**Work instructions**
Each line of the records below that holds "Surfaces" should be copied out.

**Material for the task**
# # # # #

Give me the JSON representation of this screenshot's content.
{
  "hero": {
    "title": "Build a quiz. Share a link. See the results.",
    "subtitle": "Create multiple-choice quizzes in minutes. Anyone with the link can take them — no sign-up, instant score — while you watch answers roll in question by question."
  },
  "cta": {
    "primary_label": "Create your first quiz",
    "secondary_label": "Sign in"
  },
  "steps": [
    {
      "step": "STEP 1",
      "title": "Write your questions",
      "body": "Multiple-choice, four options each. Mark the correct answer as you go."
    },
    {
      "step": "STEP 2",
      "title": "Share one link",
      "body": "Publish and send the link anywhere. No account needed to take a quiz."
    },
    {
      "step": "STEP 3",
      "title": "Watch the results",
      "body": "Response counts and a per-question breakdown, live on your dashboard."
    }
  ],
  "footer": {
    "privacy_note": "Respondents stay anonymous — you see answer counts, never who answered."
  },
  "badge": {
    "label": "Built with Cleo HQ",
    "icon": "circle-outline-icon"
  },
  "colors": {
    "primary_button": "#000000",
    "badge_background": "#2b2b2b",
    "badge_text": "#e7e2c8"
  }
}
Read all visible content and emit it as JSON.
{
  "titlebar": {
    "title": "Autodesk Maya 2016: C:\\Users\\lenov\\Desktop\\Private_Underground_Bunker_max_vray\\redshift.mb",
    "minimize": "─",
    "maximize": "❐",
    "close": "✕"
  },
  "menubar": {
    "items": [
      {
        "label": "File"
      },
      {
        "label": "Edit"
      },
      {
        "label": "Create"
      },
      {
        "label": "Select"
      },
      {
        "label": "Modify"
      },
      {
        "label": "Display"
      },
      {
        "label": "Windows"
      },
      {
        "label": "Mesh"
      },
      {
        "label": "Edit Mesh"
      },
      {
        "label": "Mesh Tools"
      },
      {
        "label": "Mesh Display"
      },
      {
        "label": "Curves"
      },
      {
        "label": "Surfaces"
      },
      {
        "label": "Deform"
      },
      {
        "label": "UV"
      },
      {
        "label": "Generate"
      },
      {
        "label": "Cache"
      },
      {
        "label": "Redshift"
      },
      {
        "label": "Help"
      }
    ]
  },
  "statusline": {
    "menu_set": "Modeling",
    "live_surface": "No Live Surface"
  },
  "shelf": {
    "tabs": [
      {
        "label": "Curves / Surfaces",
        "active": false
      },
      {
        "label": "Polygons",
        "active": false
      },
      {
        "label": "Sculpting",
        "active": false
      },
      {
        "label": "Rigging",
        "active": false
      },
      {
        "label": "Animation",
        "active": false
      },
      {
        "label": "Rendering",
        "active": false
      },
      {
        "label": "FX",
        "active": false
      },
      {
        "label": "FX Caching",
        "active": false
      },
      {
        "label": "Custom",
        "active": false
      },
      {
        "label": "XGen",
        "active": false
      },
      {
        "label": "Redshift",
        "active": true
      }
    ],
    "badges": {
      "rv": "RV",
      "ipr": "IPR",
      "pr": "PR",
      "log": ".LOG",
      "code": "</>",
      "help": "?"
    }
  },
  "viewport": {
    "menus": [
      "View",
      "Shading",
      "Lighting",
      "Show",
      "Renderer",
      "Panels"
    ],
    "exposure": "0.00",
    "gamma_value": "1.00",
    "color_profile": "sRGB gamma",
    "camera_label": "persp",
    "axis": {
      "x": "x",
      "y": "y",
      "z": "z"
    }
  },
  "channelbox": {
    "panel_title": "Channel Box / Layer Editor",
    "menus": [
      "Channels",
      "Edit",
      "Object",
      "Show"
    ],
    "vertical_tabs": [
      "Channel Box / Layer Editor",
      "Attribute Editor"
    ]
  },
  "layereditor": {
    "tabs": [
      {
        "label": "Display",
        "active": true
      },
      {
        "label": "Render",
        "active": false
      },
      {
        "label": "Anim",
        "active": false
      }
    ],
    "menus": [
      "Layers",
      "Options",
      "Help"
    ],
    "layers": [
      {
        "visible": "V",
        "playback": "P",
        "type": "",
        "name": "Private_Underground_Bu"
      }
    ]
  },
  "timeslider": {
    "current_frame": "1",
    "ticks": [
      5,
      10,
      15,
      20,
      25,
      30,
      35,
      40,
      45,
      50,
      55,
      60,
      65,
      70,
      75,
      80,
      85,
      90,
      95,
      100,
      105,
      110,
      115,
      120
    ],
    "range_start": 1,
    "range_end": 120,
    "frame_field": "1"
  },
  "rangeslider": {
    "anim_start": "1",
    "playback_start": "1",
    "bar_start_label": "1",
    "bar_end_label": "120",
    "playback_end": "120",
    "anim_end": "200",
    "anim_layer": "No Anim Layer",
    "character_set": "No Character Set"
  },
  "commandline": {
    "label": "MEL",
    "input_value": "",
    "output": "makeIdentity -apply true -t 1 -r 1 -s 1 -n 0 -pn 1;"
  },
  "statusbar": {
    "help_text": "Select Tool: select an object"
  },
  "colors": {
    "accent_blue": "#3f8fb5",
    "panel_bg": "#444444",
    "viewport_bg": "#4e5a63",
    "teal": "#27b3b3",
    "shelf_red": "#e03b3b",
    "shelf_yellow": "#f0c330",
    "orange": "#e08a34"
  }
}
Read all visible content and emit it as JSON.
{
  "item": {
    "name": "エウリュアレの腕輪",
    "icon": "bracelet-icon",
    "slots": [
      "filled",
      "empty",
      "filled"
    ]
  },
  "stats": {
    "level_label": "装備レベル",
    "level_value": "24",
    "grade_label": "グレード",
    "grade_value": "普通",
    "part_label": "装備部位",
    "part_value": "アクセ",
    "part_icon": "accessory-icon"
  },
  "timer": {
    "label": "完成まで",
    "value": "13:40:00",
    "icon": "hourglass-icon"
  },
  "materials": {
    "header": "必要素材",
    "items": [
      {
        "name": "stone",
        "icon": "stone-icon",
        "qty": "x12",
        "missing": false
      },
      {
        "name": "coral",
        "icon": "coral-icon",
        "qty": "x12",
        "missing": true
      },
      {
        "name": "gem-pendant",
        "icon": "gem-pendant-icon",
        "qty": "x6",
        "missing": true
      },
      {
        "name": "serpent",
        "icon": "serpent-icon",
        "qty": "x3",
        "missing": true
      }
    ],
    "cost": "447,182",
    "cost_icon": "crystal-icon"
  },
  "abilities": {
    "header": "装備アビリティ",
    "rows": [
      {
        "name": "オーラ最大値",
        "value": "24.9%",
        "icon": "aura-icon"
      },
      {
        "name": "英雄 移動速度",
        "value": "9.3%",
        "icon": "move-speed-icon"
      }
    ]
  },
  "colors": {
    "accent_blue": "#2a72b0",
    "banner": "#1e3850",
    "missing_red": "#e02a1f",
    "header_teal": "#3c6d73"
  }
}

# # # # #

**Response**
        "label": "Surfaces"
        "label": "Curves / Surfaces",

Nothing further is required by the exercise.